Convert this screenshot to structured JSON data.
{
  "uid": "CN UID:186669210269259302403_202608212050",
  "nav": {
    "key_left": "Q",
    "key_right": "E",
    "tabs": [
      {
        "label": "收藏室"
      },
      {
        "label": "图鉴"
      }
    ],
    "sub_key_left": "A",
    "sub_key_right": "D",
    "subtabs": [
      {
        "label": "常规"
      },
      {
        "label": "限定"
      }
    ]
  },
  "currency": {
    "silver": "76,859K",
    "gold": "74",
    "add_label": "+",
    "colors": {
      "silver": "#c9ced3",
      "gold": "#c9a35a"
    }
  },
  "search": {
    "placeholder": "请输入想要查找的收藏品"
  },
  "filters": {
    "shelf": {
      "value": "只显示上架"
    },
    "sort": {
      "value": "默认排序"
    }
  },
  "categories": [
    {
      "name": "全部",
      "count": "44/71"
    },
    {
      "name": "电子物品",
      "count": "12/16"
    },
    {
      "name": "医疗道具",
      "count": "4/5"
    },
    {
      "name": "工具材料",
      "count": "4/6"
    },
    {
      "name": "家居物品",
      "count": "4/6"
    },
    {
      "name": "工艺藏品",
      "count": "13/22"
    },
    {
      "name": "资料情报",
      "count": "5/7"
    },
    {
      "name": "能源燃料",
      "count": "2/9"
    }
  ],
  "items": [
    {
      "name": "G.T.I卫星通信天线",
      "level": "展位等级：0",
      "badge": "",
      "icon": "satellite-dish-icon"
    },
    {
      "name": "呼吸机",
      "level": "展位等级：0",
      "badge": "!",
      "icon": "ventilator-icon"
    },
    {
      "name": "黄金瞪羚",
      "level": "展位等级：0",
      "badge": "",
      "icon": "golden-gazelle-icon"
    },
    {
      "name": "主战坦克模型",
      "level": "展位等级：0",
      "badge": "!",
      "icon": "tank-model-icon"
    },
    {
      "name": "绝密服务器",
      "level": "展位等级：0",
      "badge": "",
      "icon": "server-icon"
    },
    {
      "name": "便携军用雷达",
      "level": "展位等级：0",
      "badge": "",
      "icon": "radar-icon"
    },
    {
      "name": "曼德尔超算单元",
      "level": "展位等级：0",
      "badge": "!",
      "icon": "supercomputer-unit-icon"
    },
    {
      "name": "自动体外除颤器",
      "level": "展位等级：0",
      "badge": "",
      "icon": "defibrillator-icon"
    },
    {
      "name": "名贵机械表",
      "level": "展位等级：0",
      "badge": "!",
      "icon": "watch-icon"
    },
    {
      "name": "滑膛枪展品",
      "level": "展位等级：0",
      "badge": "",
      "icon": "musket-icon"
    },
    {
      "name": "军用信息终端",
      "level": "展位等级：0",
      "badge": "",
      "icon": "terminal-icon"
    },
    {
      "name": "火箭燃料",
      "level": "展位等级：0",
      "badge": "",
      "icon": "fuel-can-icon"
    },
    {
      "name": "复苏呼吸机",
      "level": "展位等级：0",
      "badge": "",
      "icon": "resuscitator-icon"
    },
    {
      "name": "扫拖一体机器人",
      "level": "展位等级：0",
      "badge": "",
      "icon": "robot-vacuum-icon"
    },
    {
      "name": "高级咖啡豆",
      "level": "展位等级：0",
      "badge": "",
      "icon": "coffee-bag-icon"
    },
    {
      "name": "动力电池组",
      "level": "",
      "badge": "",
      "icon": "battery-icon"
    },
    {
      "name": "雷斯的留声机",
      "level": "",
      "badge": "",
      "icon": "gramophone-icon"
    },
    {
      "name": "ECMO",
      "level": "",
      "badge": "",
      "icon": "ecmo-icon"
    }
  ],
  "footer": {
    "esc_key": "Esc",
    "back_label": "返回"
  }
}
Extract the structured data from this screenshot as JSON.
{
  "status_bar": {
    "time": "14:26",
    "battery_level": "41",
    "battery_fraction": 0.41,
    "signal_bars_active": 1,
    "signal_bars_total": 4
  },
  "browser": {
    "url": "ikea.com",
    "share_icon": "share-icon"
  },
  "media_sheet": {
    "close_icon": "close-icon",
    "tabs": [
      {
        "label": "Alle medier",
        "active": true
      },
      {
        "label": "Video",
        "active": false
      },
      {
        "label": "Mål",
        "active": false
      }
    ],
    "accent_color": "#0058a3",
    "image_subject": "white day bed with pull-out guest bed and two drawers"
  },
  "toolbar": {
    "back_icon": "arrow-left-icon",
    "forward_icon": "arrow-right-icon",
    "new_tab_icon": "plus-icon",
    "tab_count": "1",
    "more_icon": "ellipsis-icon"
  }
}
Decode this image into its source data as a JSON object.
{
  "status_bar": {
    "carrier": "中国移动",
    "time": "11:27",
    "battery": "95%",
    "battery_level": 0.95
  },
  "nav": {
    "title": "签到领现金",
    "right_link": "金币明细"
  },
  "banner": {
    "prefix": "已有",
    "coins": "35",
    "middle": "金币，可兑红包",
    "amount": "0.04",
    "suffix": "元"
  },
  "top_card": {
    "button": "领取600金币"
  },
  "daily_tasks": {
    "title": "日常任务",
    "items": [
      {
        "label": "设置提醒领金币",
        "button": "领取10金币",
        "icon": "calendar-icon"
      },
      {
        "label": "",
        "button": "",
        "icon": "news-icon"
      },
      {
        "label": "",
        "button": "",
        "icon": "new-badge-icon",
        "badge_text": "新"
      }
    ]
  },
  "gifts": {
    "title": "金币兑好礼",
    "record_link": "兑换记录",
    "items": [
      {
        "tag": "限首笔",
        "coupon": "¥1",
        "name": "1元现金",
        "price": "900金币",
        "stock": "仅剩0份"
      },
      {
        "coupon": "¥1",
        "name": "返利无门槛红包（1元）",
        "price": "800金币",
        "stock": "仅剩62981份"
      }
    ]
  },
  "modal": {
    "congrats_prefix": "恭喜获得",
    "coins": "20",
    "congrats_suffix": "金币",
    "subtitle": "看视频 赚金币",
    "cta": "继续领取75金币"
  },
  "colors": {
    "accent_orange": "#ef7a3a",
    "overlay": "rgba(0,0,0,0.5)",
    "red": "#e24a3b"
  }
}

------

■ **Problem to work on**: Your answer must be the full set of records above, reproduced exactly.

■ **Written answer**:
Convert this screenshot to structured JSON data.
{
  "uid": "CN UID:186669210269259302403_202608212050",
  "nav": {
    "key_left": "Q",
    "key_right": "E",
    "tabs": [
      {
        "label": "收藏室"
      },
      {
        "label": "图鉴"
      }
    ],
    "sub_key_left": "A",
    "sub_key_right": "D",
    "subtabs": [
      {
        "label": "常规"
      },
      {
        "label": "限定"
      }
    ]
  },
  "currency": {
    "silver": "76,859K",
    "gold": "74",
    "add_label": "+",
    "colors": {
      "silver": "#c9ced3",
      "gold": "#c9a35a"
    }
  },
  "search": {
    "placeholder": "请输入想要查找的收藏品"
  },
  "filters": {
    "shelf": {
      "value": "只显示上架"
    },
    "sort": {
      "value": "默认排序"
    }
  },
  "categories": [
    {
      "name": "全部",
      "count": "44/71"
    },
    {
      "name": "电子物品",
      "count": "12/16"
    },
    {
      "name": "医疗道具",
      "count": "4/5"
    },
    {
      "name": "工具材料",
      "count": "4/6"
    },
    {
      "name": "家居物品",
      "count": "4/6"
    },
    {
      "name": "工艺藏品",
      "count": "13/22"
    },
    {
      "name": "资料情报",
      "count": "5/7"
    },
    {
      "name": "能源燃料",
      "count": "2/9"
    }
  ],
  "items": [
    {
      "name": "G.T.I卫星通信天线",
      "level": "展位等级：0",
      "badge": "",
      "icon": "satellite-dish-icon"
    },
    {
      "name": "呼吸机",
      "level": "展位等级：0",
      "badge": "!",
      "icon": "ventilator-icon"
    },
    {
      "name": "黄金瞪羚",
      "level": "展位等级：0",
      "badge": "",
      "icon": "golden-gazelle-icon"
    },
    {
      "name": "主战坦克模型",
      "level": "展位等级：0",
      "badge": "!",
      "icon": "tank-model-icon"
    },
    {
      "name": "绝密服务器",
      "level": "展位等级：0",
      "badge": "",
      "icon": "server-icon"
    },
    {
      "name": "便携军用雷达",
      "level": "展位等级：0",
      "badge": "",
      "icon": "radar-icon"
    },
    {
      "name": "曼德尔超算单元",
      "level": "展位等级：0",
      "badge": "!",
      "icon": "supercomputer-unit-icon"
    },
    {
      "name": "自动体外除颤器",
      "level": "展位等级：0",
      "badge": "",
      "icon": "defibrillator-icon"
    },
    {
      "name": "名贵机械表",
      "level": "展位等级：0",
      "badge": "!",
      "icon": "watch-icon"
    },
    {
      "name": "滑膛枪展品",
      "level": "展位等级：0",
      "badge": "",
      "icon": "musket-icon"
    },
    {
      "name": "军用信息终端",
      "level": "展位等级：0",
      "badge": "",
      "icon": "terminal-icon"
    },
    {
      "name": "火箭燃料",
      "level": "展位等级：0",
      "badge": "",
      "icon": "fuel-can-icon"
    },
    {
      "name": "复苏呼吸机",
      "level": "展位等级：0",
      "badge": "",
      "icon": "resuscitator-icon"
    },
    {
      "name": "扫拖一体机器人",
      "level": "展位等级：0",
      "badge": "",
      "icon": "robot-vacuum-icon"
    },
    {
      "name": "高级咖啡豆",
      "level": "展位等级：0",
      "badge": "",
      "icon": "coffee-bag-icon"
    },
    {
      "name": "动力电池组",
      "level": "",
      "badge": "",
      "icon": "battery-icon"
    },
    {
      "name": "雷斯的留声机",
      "level": "",
      "badge": "",
      "icon": "gramophone-icon"
    },
    {
      "name": "ECMO",
      "level": "",
      "badge": "",
      "icon": "ecmo-icon"
    }
  ],
  "footer": {
    "esc_key": "Esc",
    "back_label": "返回"
  }
}
Extract the structured data from this screenshot as JSON.
{
  "status_bar": {
    "time": "14:26",
    "battery_level": "41",
    "battery_fraction": 0.41,
    "signal_bars_active": 1,
    "signal_bars_total": 4
  },
  "browser": {
    "url": "ikea.com",
    "share_icon": "share-icon"
  },
  "media_sheet": {
    "close_icon": "close-icon",
    "tabs": [
      {
        "label": "Alle medier",
        "active": true
      },
      {
        "label": "Video",
        "active": false
      },
      {
        "label": "Mål",
        "active": false
      }
    ],
    "accent_color": "#0058a3",
    "image_subject": "white day bed with pull-out guest bed and two drawers"
  },
  "toolbar": {
    "back_icon": "arrow-left-icon",
    "forward_icon": "arrow-right-icon",
    "new_tab_icon": "plus-icon",
    "tab_count": "1",
    "more_icon": "ellipsis-icon"
  }
}
Decode this image into its source data as a JSON object.
{
  "status_bar": {
    "carrier": "中国移动",
    "time": "11:27",
    "battery": "95%",
    "battery_level": 0.95
  },
  "nav": {
    "title": "签到领现金",
    "right_link": "金币明细"
  },
  "banner": {
    "prefix": "已有",
    "coins": "35",
    "middle": "金币，可兑红包",
    "amount": "0.04",
    "suffix": "元"
  },
  "top_card": {
    "button": "领取600金币"
  },
  "daily_tasks": {
    "title": "日常任务",
    "items": [
      {
        "label": "设置提醒领金币",
        "button": "领取10金币",
        "icon": "calendar-icon"
      },
      {
        "label": "",
        "button": "",
        "icon": "news-icon"
      },
      {
        "label": "",
        "button": "",
        "icon": "new-badge-icon",
        "badge_text": "新"
      }
    ]
  },
  "gifts": {
    "title": "金币兑好礼",
    "record_link": "兑换记录",
    "items": [
      {
        "tag": "限首笔",
        "coupon": "¥1",
        "name": "1元现金",
        "price": "900金币",
        "stock": "仅剩0份"
      },
      {
        "coupon": "¥1",
        "name": "返利无门槛红包（1元）",
        "price": "800金币",
        "stock": "仅剩62981份"
      }
    ]
  },
  "modal": {
    "congrats_prefix": "恭喜获得",
    "coins": "20",
    "congrats_suffix": "金币",
    "subtitle": "看视频 赚金币",
    "cta": "继续领取75金币"
  },
  "colors": {
    "accent_orange": "#ef7a3a",
    "overlay": "rgba(0,0,0,0.5)",
    "red": "#e24a3b"
  }
}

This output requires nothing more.